Available in PDF format  
   
     

Joachim Vogel and Irene Wennemo


Three European Models of Society

Joachim Vogel


Synopsis: In modern societies, the larger part of human welfare is provided by three primary institutions-- the family, the labour market and the state. Societies may be differentiated according to the roles played by these institutions and their relationships to each other. In that regard, Europe appears to be divided into three distinct clusters of fairly similar societies:
  • the Nordic countries of Denmark, Norway, Finland and Sweden
  • the Southern European countries of Greece, Italy, Spain and Portugal
  • most of the continental countries in between, including France, Germany, the Netherlands, Austria, Luxembourg and Belgium.

The Nordic model combines an extensive social insurance system with labour market policies that promote full employment, equal opportunity and an equitable distribution of wealth. The broad-based labour market supports an extensive public sector and social insurance system by widening the tax base and limiting the need for direct intervention by social authorities.

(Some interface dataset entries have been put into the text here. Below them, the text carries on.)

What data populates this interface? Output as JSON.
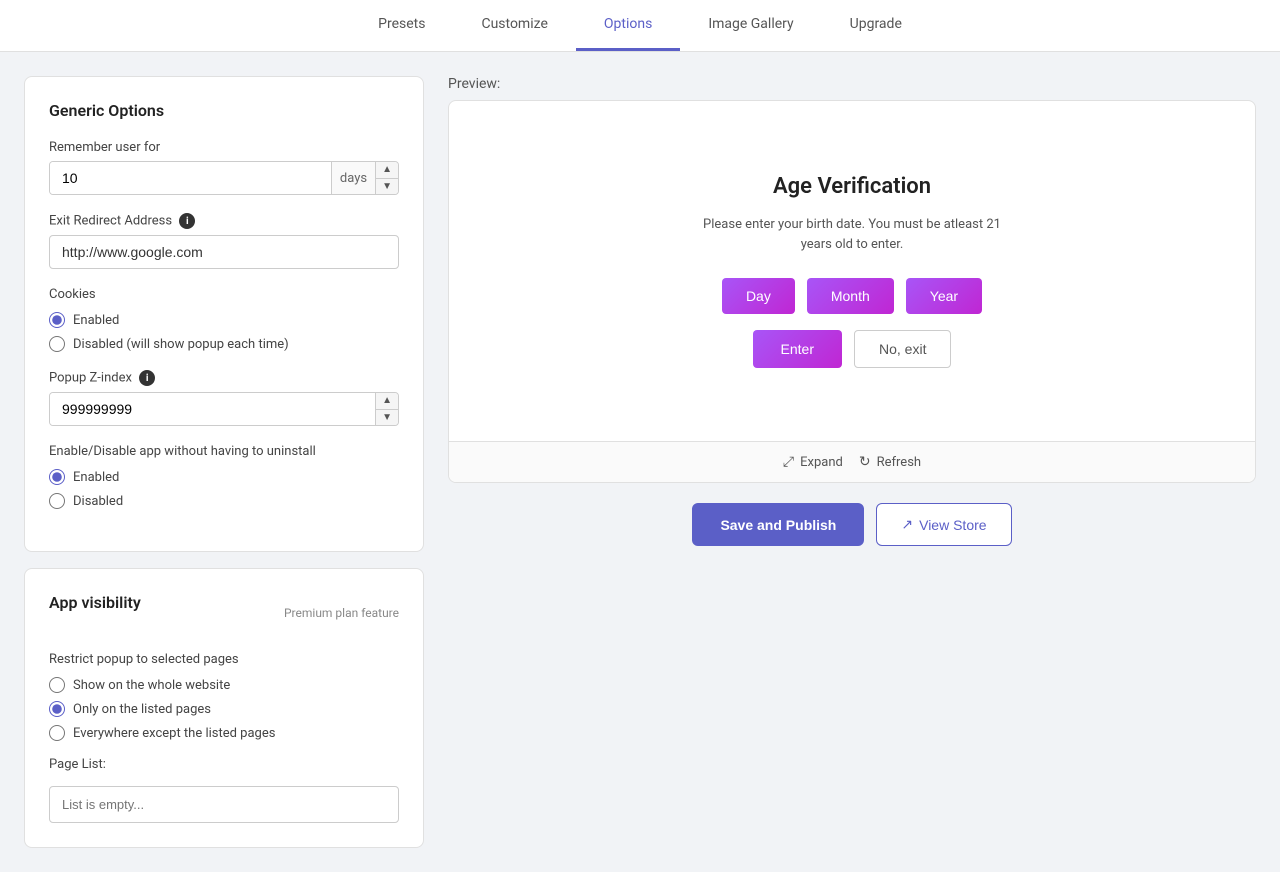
{
  "nav": {
    "tabs": [
      {
        "id": "presets",
        "label": "Presets",
        "active": false
      },
      {
        "id": "customize",
        "label": "Customize",
        "active": false
      },
      {
        "id": "options",
        "label": "Options",
        "active": true
      },
      {
        "id": "image-gallery",
        "label": "Image Gallery",
        "active": false
      },
      {
        "id": "upgrade",
        "label": "Upgrade",
        "active": false
      }
    ]
  },
  "generic_options": {
    "title": "Generic Options",
    "remember_user_label": "Remember user for",
    "remember_user_value": "10",
    "remember_user_unit": "days",
    "exit_redirect_label": "Exit Redirect Address",
    "exit_redirect_info": "i",
    "exit_redirect_value": "http://www.google.com",
    "cookies_label": "Cookies",
    "cookies_options": [
      {
        "id": "enabled",
        "label": "Enabled",
        "checked": true
      },
      {
        "id": "disabled",
        "label": "Disabled (will show popup each time)",
        "checked": false
      }
    ],
    "popup_zindex_label": "Popup Z-index",
    "popup_zindex_info": "i",
    "popup_zindex_value": "999999999",
    "enable_disable_label": "Enable/Disable app without having to uninstall",
    "enable_disable_options": [
      {
        "id": "ed-enabled",
        "label": "Enabled",
        "checked": true
      },
      {
        "id": "ed-disabled",
        "label": "Disabled",
        "checked": false
      }
    ]
  },
  "app_visibility": {
    "title": "App visibility",
    "premium_label": "Premium plan feature",
    "restrict_label": "Restrict popup to selected pages",
    "visibility_options": [
      {
        "id": "whole-website",
        "label": "Show on the whole website",
        "checked": false
      },
      {
        "id": "listed-pages",
        "label": "Only on the listed pages",
        "checked": true
      },
      {
        "id": "except-pages",
        "label": "Everywhere except the listed pages",
        "checked": false
      }
    ],
    "page_list_label": "Page List:",
    "page_list_placeholder": "List is empty..."
  },
  "preview": {
    "label": "Preview:",
    "age_verification_title": "Age Verification",
    "age_desc": "Please enter your birth date. You must be atleast 21 years old to enter.",
    "day_btn": "Day",
    "month_btn": "Month",
    "year_btn": "Year",
    "enter_btn": "Enter",
    "no_exit_btn": "No, exit",
    "expand_label": "Expand",
    "refresh_label": "Refresh"
  },
  "actions": {
    "save_publish": "Save and Publish",
    "view_store": "View Store"
  }
}
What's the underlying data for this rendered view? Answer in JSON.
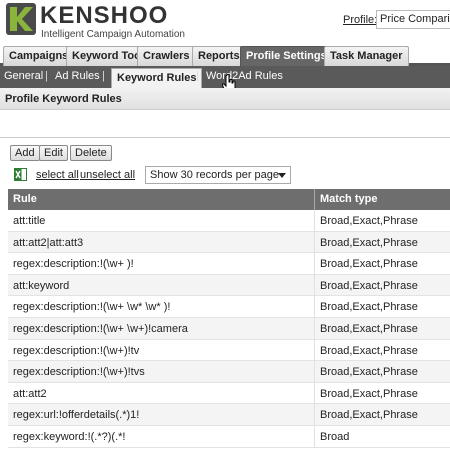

Thus, the lowest levels of socio-economic inequality and poverty in the industrial world are associated with a strong state and a strong market which reinforce each other.

In contrast, the Southern European countries combine a weak state and a weak market with a correspondingly heavy reliance on the traditional family. In this type of society, the family serves to limit the effects of poverty and socio-economic inequality, especially in the case of young adults and the elderly. But levels of poverty and inequality are high, and a personal price is paid by women, young people and the elderly in the form of financial dependence on middle-aged patriarchs, who in turn bear a heavy burden of responsibility.

Inequality Index
Disposable Household Income, 1994

 The higher the index value, the greater
the inequality between households.

        

   

Future in doubt

During the past twenty years or so, there appears to have occurred a gradual weakening of both the Nordic and the Southern European models. Long-term social trends, particularly that of greater equality between the sexes, have the effect of undermining the patriarchal family.

As for the Nordic countries, they have in recent years been subjected to a political-economic ideology which calls for a minimal state and maximal reliance on the market. The result has been a weakening of both, for the reasons noted above. For Sweden and Finland in particular, the 1990s were a decade of economic crisis that has diminished the capacity of the labour market to support public services and social insurance systems.

Nevertheless, Sweden, Finland, Norway and Denmark remain in a class by themselves with regard to the nature and extent of social programmes, employment levels, and the distribution of wealth. Nor is there any widespread political support for the current trend toward weaker national governments and less ambitious social insurance systems. Opinion surveys in Sweden, for example, have disclosed mounting public support for the public sector and basic social insurance programmes.

However, the Nordic countries comprise an island of egalitarianism in a sea of neo-liberalism, with its evident tendency toward increasing class divisions; and there are strong forces at work to ensure that the Nordic model of society is dismantled. At this point in history, the future of that model appears to be in doubt.
    

Note: The complete text of Joachim Vogel's address to the seminar is not available. But two other documents which cover essentially the same ground are. The shorter version is intended for a general public. There is also a more complex and detailed treatment of the same issues in a professional treatise presented at a conference of the International Sociological Association; available here in PDF format.

* * * 

   
Joachim Vogel has been on the staff of Statistics Sweden since 1964, where he has concentrated on the areas of social research, social indicators, survey research, survey methodology and general social statistics. He is the author/editor of national social reports for Sweden over three decades, and has served as advisor to several governmental committees on social policy. He has also worked on the development of social indicators, social reporting and comparative surveys for the European Union, and is currently involved in several comparative projects, including social reports for the European Union over the past six years.